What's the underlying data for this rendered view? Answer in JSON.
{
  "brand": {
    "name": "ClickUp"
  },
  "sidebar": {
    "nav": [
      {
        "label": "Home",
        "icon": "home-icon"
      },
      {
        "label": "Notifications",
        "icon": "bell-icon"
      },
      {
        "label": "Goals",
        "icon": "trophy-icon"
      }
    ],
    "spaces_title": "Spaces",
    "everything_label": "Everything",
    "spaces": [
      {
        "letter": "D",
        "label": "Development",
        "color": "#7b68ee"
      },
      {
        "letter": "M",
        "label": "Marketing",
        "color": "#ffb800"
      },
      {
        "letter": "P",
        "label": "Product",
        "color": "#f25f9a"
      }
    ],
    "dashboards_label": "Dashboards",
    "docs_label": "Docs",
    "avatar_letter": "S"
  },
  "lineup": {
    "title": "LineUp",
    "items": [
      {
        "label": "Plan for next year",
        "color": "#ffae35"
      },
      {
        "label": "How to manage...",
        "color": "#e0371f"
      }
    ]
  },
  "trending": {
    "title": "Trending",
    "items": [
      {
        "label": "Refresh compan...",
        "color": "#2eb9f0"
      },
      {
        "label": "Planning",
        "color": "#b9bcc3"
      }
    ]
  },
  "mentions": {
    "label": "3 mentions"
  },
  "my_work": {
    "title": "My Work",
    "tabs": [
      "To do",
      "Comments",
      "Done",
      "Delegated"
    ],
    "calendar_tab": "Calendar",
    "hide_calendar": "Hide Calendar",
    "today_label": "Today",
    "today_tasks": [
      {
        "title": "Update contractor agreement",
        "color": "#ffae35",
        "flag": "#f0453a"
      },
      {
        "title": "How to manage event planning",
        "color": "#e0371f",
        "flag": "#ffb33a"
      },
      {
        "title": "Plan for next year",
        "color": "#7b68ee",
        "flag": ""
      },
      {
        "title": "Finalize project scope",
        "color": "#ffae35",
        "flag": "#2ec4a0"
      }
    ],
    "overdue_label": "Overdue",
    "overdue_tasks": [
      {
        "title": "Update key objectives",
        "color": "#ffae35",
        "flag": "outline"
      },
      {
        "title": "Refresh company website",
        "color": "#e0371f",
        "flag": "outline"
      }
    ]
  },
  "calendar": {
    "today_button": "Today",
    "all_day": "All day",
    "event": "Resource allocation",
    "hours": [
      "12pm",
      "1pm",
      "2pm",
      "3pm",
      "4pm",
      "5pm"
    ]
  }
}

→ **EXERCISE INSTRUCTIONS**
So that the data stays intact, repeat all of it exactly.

→ **ANSWER SPACE**
What's the underlying data for this rendered view? Answer in JSON.
{
  "brand": {
    "name": "ClickUp"
  },
  "sidebar": {
    "nav": [
      {
        "label": "Home",
        "icon": "home-icon"
      },
      {
        "label": "Notifications",
        "icon": "bell-icon"
      },
      {
        "label": "Goals",
        "icon": "trophy-icon"
      }
    ],
    "spaces_title": "Spaces",
    "everything_label": "Everything",
    "spaces": [
      {
        "letter": "D",
        "label": "Development",
        "color": "#7b68ee"
      },
      {
        "letter": "M",
        "label": "Marketing",
        "color": "#ffb800"
      },
      {
        "letter": "P",
        "label": "Product",
        "color": "#f25f9a"
      }
    ],
    "dashboards_label": "Dashboards",
    "docs_label": "Docs",
    "avatar_letter": "S"
  },
  "lineup": {
    "title": "LineUp",
    "items": [
      {
        "label": "Plan for next year",
        "color": "#ffae35"
      },
      {
        "label": "How to manage...",
        "color": "#e0371f"
      }
    ]
  },
  "trending": {
    "title": "Trending",
    "items": [
      {
        "label": "Refresh compan...",
        "color": "#2eb9f0"
      },
      {
        "label": "Planning",
        "color": "#b9bcc3"
      }
    ]
  },
  "mentions": {
    "label": "3 mentions"
  },
  "my_work": {
    "title": "My Work",
    "tabs": [
      "To do",
      "Comments",
      "Done",
      "Delegated"
    ],
    "calendar_tab": "Calendar",
    "hide_calendar": "Hide Calendar",
    "today_label": "Today",
    "today_tasks": [
      {
        "title": "Update contractor agreement",
        "color": "#ffae35",
        "flag": "#f0453a"
      },
      {
        "title": "How to manage event planning",
        "color": "#e0371f",
        "flag": "#ffb33a"
      },
      {
        "title": "Plan for next year",
        "color": "#7b68ee",
        "flag": ""
      },
      {
        "title": "Finalize project scope",
        "color": "#ffae35",
        "flag": "#2ec4a0"
      }
    ],
    "overdue_label": "Overdue",
    "overdue_tasks": [
      {
        "title": "Update key objectives",
        "color": "#ffae35",
        "flag": "outline"
      },
      {
        "title": "Refresh company website",
        "color": "#e0371f",
        "flag": "outline"
      }
    ]
  },
  "calendar": {
    "today_button": "Today",
    "all_day": "All day",
    "event": "Resource allocation",
    "hours": [
      "12pm",
      "1pm",
      "2pm",
      "3pm",
      "4pm",
      "5pm"
    ]
  }
}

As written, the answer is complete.